--- Problem to solve ---
Present each line of the entries below that holds the word "日本年金機構が支給の可否に関する医師の判定記録を廃棄".

Items listed in a dataset
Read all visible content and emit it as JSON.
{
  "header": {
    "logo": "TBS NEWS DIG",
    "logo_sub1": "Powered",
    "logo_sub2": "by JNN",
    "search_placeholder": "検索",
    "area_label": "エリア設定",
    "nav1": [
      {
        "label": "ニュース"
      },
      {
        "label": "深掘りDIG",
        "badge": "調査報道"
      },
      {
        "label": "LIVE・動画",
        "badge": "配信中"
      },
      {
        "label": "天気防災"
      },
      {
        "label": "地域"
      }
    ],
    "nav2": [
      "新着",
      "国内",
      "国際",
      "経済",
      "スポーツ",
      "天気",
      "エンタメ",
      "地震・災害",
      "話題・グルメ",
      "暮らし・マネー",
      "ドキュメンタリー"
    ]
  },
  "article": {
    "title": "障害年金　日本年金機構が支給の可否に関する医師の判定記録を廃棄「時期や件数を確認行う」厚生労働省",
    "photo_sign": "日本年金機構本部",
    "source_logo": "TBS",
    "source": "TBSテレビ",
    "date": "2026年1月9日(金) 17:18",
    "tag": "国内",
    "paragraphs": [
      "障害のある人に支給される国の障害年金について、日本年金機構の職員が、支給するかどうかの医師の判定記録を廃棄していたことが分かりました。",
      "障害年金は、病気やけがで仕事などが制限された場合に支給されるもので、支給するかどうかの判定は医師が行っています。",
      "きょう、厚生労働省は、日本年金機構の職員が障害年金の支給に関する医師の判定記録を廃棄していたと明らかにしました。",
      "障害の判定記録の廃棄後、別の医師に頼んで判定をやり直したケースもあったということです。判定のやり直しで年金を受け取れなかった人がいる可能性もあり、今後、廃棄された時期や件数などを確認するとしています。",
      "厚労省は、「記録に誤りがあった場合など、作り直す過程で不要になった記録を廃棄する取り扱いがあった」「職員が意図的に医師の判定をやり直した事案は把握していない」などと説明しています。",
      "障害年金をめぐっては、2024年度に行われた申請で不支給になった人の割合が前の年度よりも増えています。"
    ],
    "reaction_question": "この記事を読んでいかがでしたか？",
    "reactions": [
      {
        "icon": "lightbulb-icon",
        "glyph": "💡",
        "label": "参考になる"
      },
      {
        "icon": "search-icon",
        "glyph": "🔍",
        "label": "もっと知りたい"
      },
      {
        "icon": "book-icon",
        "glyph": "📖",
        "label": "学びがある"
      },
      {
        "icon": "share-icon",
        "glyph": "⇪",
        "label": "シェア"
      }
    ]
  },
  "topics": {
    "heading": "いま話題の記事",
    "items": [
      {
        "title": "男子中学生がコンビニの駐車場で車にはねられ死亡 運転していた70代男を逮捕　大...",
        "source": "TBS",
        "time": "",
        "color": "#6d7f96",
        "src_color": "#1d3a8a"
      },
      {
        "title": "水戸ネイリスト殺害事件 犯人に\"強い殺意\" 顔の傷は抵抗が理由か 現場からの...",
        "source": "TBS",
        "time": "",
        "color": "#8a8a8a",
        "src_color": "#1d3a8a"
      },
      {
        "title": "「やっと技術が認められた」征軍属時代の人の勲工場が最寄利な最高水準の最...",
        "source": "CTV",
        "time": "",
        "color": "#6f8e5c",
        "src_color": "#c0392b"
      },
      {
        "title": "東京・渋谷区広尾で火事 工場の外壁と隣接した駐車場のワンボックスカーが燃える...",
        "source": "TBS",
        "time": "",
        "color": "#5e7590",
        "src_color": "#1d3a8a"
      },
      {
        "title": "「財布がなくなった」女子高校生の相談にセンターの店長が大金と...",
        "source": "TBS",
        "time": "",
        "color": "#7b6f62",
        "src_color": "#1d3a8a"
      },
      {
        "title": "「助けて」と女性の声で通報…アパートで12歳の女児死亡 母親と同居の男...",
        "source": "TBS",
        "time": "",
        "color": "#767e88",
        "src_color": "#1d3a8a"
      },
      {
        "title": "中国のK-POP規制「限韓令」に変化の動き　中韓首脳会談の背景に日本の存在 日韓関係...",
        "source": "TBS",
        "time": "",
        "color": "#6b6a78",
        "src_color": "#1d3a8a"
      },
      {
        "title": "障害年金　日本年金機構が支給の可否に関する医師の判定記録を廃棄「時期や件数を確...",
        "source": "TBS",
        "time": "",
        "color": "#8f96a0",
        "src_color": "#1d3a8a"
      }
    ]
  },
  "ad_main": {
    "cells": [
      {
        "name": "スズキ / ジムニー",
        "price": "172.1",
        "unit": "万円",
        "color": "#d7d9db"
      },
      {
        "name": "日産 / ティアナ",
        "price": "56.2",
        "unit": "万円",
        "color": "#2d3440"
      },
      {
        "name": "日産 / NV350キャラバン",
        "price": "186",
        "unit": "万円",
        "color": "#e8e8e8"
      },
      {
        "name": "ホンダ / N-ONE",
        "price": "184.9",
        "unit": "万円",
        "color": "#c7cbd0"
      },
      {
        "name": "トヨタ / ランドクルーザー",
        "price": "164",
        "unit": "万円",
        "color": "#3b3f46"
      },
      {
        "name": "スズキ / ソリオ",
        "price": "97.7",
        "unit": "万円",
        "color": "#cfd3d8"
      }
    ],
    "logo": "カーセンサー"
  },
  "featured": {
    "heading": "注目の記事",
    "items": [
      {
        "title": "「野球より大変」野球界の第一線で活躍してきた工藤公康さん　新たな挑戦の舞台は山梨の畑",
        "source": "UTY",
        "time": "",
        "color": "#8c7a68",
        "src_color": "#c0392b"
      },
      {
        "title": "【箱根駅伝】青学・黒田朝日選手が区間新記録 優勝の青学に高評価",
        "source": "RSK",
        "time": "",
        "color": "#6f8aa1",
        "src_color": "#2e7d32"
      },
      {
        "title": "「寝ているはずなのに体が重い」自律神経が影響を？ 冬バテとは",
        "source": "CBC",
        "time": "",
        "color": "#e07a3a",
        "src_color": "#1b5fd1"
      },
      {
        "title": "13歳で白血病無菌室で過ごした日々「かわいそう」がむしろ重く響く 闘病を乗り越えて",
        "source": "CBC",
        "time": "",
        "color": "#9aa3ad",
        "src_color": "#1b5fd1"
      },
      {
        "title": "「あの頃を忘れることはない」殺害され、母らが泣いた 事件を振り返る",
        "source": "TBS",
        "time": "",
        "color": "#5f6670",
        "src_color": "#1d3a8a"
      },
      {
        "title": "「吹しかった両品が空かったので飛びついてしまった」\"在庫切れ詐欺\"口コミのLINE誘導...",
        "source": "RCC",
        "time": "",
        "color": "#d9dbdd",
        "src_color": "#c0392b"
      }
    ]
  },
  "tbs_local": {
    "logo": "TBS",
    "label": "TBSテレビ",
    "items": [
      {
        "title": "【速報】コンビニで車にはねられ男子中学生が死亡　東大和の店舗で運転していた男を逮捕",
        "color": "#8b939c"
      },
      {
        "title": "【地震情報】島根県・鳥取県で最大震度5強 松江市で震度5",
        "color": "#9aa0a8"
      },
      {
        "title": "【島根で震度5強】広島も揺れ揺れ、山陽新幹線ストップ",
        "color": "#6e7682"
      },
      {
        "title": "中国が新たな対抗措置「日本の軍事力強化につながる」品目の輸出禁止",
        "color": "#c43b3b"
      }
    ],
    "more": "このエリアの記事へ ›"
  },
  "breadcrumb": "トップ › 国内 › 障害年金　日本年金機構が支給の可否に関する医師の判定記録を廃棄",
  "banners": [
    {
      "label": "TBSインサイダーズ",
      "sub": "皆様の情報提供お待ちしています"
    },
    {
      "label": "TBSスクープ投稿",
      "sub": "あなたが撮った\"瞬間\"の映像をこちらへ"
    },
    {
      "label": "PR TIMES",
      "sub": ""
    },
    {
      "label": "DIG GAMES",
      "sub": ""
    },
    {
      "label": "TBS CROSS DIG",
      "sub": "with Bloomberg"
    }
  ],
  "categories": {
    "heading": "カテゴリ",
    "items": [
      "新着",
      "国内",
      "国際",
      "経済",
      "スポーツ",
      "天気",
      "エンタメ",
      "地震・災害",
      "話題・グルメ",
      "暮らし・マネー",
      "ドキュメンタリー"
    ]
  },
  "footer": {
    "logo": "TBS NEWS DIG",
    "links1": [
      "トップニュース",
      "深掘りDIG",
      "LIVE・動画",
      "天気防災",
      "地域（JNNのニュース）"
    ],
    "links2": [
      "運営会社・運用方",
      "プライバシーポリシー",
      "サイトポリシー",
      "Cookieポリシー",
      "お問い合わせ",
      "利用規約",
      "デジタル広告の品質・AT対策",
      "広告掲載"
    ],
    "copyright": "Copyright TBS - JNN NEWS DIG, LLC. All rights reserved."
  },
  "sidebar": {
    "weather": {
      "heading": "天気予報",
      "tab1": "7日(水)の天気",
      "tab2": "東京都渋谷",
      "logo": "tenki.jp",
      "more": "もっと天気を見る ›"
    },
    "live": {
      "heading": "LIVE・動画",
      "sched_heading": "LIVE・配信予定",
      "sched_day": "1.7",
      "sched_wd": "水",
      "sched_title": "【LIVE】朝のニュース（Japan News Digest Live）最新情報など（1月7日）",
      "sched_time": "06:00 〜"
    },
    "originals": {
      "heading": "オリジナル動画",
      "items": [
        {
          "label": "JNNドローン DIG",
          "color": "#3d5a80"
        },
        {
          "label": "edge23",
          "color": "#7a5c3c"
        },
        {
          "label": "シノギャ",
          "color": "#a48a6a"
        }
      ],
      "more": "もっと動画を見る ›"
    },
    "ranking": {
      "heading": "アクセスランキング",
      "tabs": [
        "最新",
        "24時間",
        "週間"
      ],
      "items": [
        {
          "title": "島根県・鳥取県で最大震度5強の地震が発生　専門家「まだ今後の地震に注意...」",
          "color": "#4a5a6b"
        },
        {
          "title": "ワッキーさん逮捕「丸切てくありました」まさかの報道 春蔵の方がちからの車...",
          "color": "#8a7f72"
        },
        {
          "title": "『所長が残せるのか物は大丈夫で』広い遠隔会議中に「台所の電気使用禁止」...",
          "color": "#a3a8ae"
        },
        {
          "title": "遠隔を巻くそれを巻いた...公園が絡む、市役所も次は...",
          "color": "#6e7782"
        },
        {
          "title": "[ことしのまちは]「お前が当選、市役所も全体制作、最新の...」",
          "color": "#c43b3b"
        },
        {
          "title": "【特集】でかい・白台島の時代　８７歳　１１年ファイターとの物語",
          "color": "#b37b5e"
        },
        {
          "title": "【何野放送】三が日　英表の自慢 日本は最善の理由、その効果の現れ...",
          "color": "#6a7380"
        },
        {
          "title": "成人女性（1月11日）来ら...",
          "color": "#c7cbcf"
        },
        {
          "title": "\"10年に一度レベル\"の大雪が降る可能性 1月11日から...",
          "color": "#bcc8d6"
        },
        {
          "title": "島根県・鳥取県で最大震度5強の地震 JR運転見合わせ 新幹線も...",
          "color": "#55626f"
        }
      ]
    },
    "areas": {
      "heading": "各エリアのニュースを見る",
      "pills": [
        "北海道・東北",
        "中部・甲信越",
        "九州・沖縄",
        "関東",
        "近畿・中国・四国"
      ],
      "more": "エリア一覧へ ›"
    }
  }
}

--- Solution for this problem ---
    "title": "障害年金　日本年金機構が支給の可否に関する医師の判定記録を廃棄「時期や件数を確認行う」厚生労働省",
        "title": "障害年金　日本年金機構が支給の可否に関する医師の判定記録を廃棄「時期や件数を確...",
  "breadcrumb": "トップ › 国内 › 障害年金　日本年金機構が支給の可否に関する医師の判定記録を廃棄",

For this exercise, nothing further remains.